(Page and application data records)
· · ·

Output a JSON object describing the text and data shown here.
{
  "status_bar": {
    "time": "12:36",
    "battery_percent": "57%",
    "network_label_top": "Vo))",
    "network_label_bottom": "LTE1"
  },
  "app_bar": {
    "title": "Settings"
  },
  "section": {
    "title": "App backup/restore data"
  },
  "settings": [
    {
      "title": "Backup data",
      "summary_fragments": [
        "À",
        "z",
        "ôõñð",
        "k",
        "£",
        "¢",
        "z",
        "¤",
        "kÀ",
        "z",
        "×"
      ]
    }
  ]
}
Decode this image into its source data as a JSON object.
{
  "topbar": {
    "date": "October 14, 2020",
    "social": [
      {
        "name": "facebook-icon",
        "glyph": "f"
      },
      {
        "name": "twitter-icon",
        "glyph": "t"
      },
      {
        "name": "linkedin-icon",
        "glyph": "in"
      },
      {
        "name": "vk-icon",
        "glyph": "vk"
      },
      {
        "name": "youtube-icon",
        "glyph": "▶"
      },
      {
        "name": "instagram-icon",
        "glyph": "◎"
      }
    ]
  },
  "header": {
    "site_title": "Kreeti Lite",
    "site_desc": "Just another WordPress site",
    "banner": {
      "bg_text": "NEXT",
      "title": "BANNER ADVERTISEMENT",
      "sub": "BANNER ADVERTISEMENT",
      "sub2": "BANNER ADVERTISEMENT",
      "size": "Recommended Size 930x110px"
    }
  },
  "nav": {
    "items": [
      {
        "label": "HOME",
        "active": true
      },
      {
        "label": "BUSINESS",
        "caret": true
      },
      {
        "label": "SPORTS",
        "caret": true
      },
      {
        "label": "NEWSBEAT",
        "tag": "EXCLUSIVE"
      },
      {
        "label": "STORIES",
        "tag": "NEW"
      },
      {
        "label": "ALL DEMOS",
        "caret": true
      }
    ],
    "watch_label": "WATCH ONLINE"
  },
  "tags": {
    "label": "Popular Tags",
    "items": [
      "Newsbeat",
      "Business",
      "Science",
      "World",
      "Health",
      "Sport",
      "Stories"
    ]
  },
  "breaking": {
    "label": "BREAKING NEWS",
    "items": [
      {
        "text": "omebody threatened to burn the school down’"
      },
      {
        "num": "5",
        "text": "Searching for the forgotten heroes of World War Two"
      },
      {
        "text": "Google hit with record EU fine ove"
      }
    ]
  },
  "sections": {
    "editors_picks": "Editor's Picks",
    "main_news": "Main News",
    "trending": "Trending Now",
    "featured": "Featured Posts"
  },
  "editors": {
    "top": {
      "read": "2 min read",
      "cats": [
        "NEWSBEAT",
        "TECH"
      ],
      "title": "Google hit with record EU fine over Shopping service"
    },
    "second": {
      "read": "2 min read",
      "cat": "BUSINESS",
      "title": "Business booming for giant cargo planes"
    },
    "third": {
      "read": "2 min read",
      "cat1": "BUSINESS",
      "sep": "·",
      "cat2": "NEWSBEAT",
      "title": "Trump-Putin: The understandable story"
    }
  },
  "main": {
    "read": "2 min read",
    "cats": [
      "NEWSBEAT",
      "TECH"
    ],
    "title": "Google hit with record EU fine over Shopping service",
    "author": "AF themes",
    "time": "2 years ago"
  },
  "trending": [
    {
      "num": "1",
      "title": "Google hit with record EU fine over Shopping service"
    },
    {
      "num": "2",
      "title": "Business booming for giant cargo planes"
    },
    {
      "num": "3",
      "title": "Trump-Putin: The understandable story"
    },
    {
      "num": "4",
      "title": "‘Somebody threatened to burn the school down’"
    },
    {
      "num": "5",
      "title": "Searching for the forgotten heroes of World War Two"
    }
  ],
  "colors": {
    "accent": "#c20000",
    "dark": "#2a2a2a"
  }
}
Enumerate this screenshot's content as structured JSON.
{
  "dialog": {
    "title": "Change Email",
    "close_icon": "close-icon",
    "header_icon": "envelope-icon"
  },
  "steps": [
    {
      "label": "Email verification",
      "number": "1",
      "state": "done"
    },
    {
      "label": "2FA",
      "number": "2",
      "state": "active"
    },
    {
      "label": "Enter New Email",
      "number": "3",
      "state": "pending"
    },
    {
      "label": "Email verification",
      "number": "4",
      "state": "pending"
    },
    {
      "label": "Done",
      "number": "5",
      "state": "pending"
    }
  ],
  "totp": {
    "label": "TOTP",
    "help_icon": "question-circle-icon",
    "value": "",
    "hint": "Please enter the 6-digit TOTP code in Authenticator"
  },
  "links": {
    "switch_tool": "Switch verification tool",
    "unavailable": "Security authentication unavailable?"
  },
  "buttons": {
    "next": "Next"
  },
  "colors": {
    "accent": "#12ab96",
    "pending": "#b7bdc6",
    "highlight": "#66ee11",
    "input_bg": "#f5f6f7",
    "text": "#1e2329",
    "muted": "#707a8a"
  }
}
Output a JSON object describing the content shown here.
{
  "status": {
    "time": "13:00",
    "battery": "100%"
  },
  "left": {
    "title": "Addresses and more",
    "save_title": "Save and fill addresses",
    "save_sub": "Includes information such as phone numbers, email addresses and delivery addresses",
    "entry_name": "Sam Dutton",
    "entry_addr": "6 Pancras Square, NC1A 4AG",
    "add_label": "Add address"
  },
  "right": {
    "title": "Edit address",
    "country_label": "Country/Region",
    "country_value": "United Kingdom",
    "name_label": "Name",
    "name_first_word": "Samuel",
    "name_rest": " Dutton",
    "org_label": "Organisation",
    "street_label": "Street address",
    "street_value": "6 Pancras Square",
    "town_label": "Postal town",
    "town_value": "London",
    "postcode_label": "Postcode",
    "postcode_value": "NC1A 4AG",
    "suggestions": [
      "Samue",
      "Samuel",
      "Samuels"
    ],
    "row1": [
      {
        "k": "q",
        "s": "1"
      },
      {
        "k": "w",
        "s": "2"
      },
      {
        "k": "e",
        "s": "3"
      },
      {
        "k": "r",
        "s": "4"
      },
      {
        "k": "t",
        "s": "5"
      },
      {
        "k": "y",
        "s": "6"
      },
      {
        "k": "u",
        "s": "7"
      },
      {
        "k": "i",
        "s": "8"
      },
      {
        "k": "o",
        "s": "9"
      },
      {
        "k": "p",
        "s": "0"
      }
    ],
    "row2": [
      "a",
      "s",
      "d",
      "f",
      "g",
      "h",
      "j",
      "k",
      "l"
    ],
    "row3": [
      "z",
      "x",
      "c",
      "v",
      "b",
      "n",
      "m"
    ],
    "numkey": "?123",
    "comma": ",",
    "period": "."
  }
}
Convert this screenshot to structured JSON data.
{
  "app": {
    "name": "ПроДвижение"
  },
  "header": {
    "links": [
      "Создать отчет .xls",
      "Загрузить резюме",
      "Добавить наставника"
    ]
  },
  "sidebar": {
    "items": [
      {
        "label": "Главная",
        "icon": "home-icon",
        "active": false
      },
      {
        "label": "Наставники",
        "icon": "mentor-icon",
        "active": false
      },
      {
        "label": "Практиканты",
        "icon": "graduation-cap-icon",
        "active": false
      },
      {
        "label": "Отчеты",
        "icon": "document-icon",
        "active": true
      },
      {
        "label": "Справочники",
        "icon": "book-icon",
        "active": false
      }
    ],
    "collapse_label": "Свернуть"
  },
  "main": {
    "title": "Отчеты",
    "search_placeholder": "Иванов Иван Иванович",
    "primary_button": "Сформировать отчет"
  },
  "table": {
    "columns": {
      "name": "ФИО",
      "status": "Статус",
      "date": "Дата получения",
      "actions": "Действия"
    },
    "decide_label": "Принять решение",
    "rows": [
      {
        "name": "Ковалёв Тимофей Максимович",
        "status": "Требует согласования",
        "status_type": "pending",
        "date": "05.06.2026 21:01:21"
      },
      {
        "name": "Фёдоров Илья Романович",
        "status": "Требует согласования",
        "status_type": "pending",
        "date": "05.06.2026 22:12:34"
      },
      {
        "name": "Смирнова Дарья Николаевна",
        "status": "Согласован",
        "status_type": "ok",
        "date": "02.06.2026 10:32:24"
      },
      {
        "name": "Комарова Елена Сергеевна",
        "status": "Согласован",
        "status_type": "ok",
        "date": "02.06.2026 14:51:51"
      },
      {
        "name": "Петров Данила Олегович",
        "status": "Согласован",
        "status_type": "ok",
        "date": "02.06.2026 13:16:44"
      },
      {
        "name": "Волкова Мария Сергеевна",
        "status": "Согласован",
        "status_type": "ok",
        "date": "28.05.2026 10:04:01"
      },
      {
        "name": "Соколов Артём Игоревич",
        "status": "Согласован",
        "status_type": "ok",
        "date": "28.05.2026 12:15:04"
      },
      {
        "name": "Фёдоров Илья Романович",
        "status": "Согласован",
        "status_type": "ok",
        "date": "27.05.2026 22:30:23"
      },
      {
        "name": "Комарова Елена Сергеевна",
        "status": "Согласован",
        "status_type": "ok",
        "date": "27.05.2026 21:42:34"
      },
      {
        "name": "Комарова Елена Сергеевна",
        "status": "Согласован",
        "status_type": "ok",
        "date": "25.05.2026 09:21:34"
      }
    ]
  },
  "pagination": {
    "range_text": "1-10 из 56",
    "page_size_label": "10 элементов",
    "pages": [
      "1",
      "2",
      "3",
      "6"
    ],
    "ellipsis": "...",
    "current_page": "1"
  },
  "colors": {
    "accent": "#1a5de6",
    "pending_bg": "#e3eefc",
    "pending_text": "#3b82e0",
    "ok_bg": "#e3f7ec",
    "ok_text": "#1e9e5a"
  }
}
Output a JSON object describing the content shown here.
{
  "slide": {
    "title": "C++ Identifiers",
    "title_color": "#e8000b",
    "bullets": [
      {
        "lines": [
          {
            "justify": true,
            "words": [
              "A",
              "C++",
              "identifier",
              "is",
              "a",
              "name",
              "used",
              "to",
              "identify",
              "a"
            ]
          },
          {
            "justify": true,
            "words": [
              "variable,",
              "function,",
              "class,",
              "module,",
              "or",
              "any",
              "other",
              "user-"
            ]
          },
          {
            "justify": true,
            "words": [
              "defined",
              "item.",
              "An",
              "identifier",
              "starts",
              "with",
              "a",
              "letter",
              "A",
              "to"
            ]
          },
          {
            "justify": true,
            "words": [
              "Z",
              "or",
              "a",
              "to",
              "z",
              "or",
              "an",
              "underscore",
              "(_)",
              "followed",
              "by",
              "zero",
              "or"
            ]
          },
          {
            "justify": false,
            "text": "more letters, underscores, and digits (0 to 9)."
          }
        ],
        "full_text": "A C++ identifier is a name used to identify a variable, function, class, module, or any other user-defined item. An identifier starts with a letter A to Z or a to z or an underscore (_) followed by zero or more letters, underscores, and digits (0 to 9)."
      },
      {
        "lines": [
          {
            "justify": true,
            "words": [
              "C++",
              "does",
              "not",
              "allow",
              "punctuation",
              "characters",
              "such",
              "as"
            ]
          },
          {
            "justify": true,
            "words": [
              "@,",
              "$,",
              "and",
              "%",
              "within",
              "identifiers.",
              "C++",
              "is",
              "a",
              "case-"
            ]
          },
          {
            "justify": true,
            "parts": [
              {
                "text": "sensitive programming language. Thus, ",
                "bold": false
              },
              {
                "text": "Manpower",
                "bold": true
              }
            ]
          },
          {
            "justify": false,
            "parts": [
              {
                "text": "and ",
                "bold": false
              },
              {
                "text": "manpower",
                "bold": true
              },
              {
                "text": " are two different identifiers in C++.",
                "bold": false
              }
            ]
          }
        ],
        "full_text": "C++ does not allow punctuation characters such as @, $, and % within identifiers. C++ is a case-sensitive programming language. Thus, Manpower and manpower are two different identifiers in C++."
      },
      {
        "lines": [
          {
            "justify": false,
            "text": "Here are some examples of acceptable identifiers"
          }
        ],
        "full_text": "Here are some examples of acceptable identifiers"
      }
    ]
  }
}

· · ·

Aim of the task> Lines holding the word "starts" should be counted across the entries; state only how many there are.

Completed exercise> 2